Altering Cell Bonds in Testis May Yield Contraceptive. (Biomedical Research)
The development of effective, reversible, and safe contraceptives for men has lagged far behind the availability of methods for women, largely because scientists lack sufficient knowledge about male reproductive physiology. Improving this state of affairs has been a key aim of scientists at the Population Council's Center for Biomedical Research. In one of the Council's labs, biochemist and cell biologist C. Yan Cheng and his colleagues have made significant progress in understanding a process that is essential to the formation and development of sperm. Drawing on this knowledge, the team is developing compounds that may eventually be used as new male contraceptive methods. If successful, the methods would induce reversible infertility without interfering with hormones secreted by the hypothalamus, pituitary gland, and testis.
"The hormones of the hypothalamus-pituitary-testicular axis regulate male sex drive and maintain the health of other targets, including bone, muscle mass, and the sex organs. Male contraceptives that bypass this hormonal system would be welcome because they would be likely to leave these organs and libido intact," says Regine Sitruk-Ware, executive director of contraceptive development at the Center for Biomedical Research.
Cheng's strategies target the movement of germ cells, a critical component of sperm development. Germ cells mature into sperm as they travel from the outer layer of seminiferous tubules to the cavity at the center of the tubules. This migration is facilitated by the constant disruption and regeneration of specialized attachments between cells within the testis.

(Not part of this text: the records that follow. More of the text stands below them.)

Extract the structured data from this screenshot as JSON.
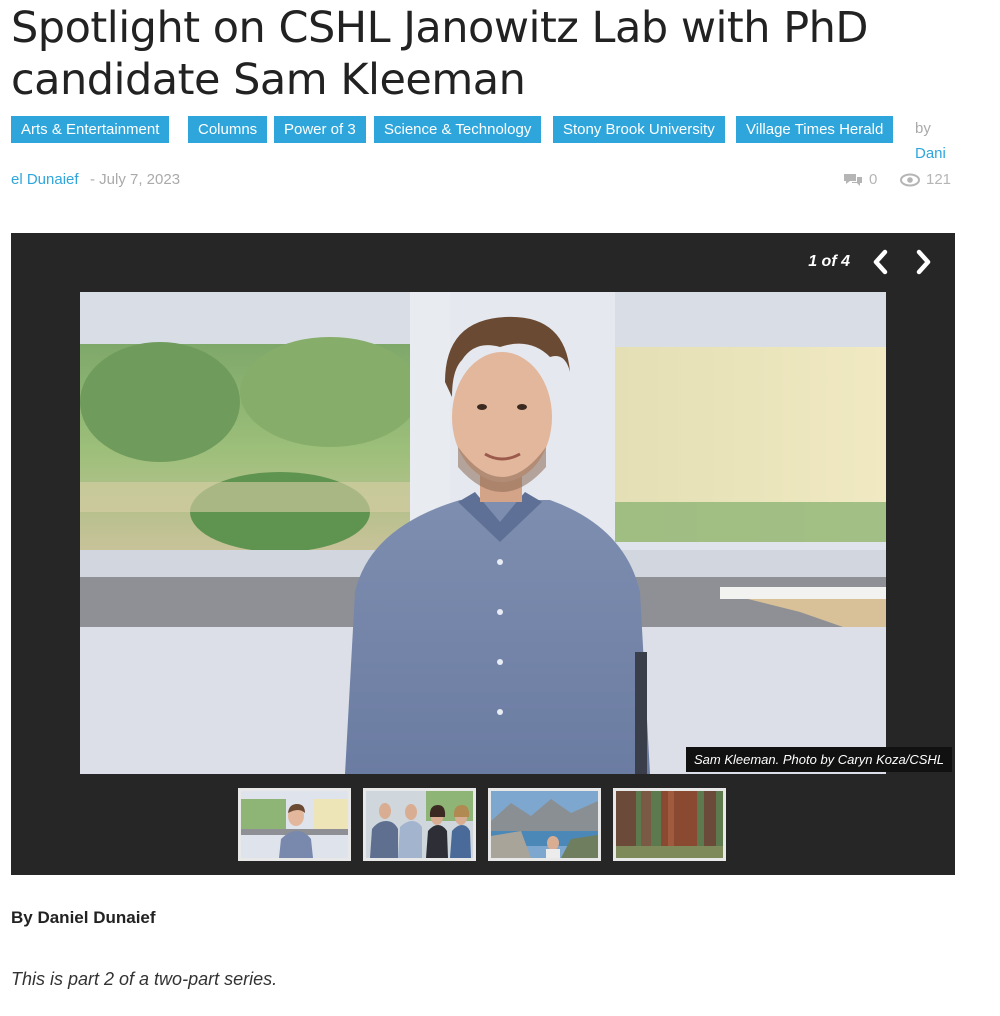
{
  "article": {
    "title": "Spotlight on CSHL Janowitz Lab with PhD candidate Sam Kleeman",
    "tags": [
      "Arts & Entertainment",
      "Columns",
      "Power of 3",
      "Science & Technology",
      "Stony Brook University",
      "Village Times Herald"
    ],
    "by_label": "by",
    "author_part1": "Dani",
    "author_part2": "el Dunaief",
    "date": "- July 7, 2023",
    "comments_count": "0",
    "views_count": "121",
    "byline": "By Daniel Dunaief",
    "intro": "This is part 2 of a two-part series."
  },
  "gallery": {
    "counter": "1 of 4",
    "caption": "Sam Kleeman. Photo by Caryn Koza/CSHL",
    "prev_icon": "chevron-left-icon",
    "next_icon": "chevron-right-icon"
  },
  "colors": {
    "accent": "#2ea6dc",
    "gallery_bg": "#262626",
    "muted": "#aaaaaa"
  }
}
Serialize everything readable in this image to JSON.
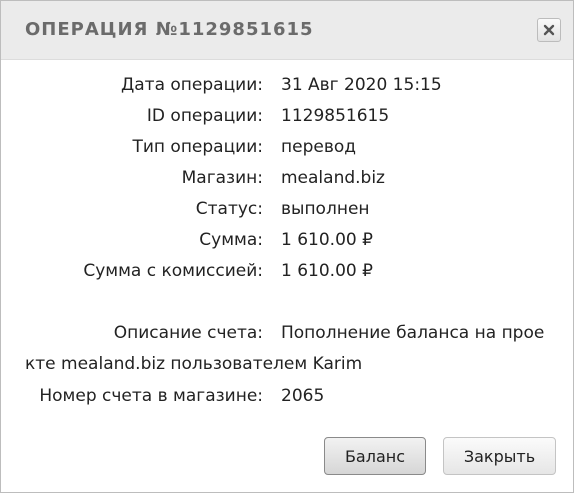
{
  "dialog": {
    "title": "ОПЕРАЦИЯ №1129851615",
    "close_icon": "close-icon"
  },
  "details": {
    "date_label": "Дата операции:",
    "date_value": "31 Авг 2020 15:15",
    "id_label": "ID операции:",
    "id_value": "1129851615",
    "type_label": "Тип операции:",
    "type_value": "перевод",
    "shop_label": "Магазин:",
    "shop_value": "mealand.biz",
    "status_label": "Статус:",
    "status_value": "выполнен",
    "amount_label": "Сумма:",
    "amount_value": "1 610.00 ₽",
    "amount_fee_label": "Сумма с комиссией:",
    "amount_fee_value": "1 610.00 ₽",
    "description_label": "Описание счета:",
    "description_line1": "Пополнение баланса на прое",
    "description_line2": "кте mealand.biz пользователем Karim",
    "invoice_label": "Номер счета в магазине:",
    "invoice_value": "2065"
  },
  "buttons": {
    "balance_label": "Баланс",
    "close_label": "Закрыть"
  }
}
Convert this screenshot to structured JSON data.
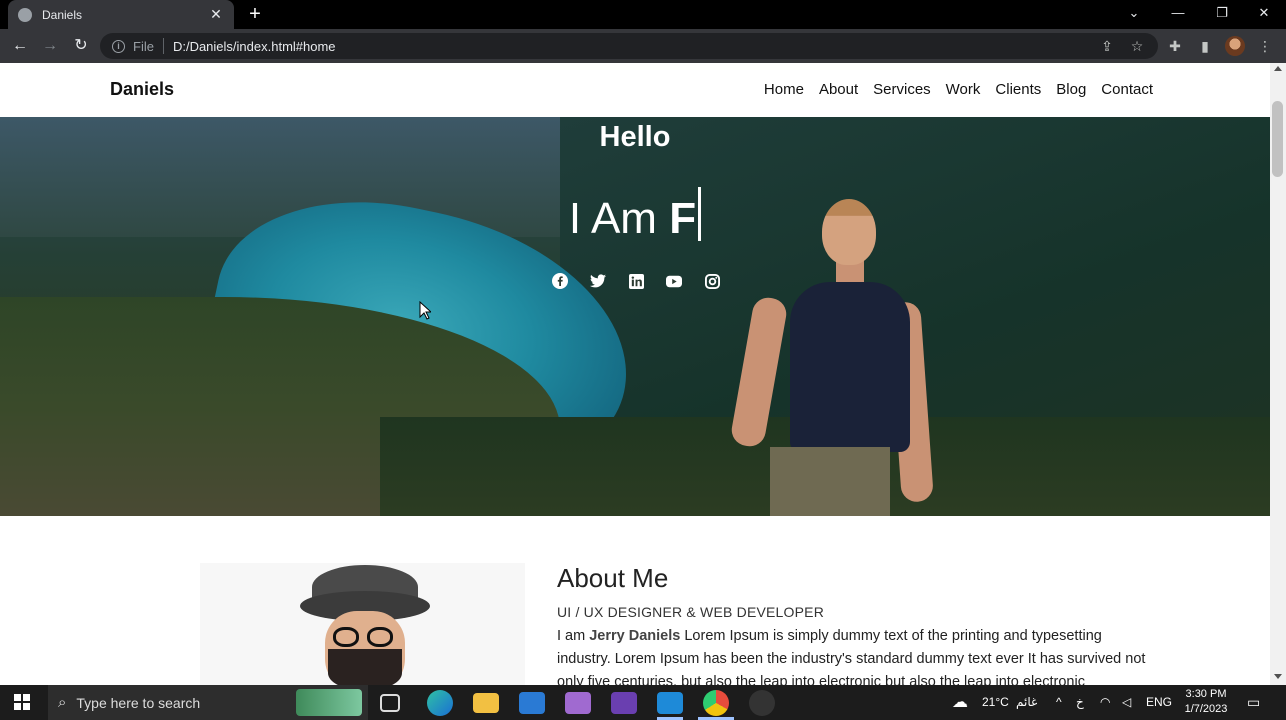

Cheng was first put on the trail of one compound, AF-2364, through the work of a colleague, Professor Bruno Silvestrini at the University of Rome, who was studying an anticancer drug, lonidamine. One side effect of lonidamine was a temporary, profound disruption of spermatogenesis. Because of its toxic side effects, lonidamine could not be used as a contraceptive. However, Cheng speculated that if he could synthesize nontoxic analogs of lonidamine, they might work as a male contraceptive. AF-2364 is one such analog.
The compound interferes with the adhesion of germ cells to the supportive Sertoli cells that surround them. When this attachment is disrupted, germ cells are released before they mature and become capable of fertilizing an egg. Cheng's research has shown AF-2364 to be a potent, effective, and reversible male contraceptive in laboratory animals. Normal fertility returns a few months after treatment with AF-2364 stops. The compound does not influence the hypothalamus-pituitary-testicular axis. Tests in animals and cell cultures indicate that it is not toxic to the liver, kidney, or other organs and does not cause genetic mutations. Studies to determine whether AF-2364 is toxic to the cardiovascular, respiratory, or central nervous systems are underway. …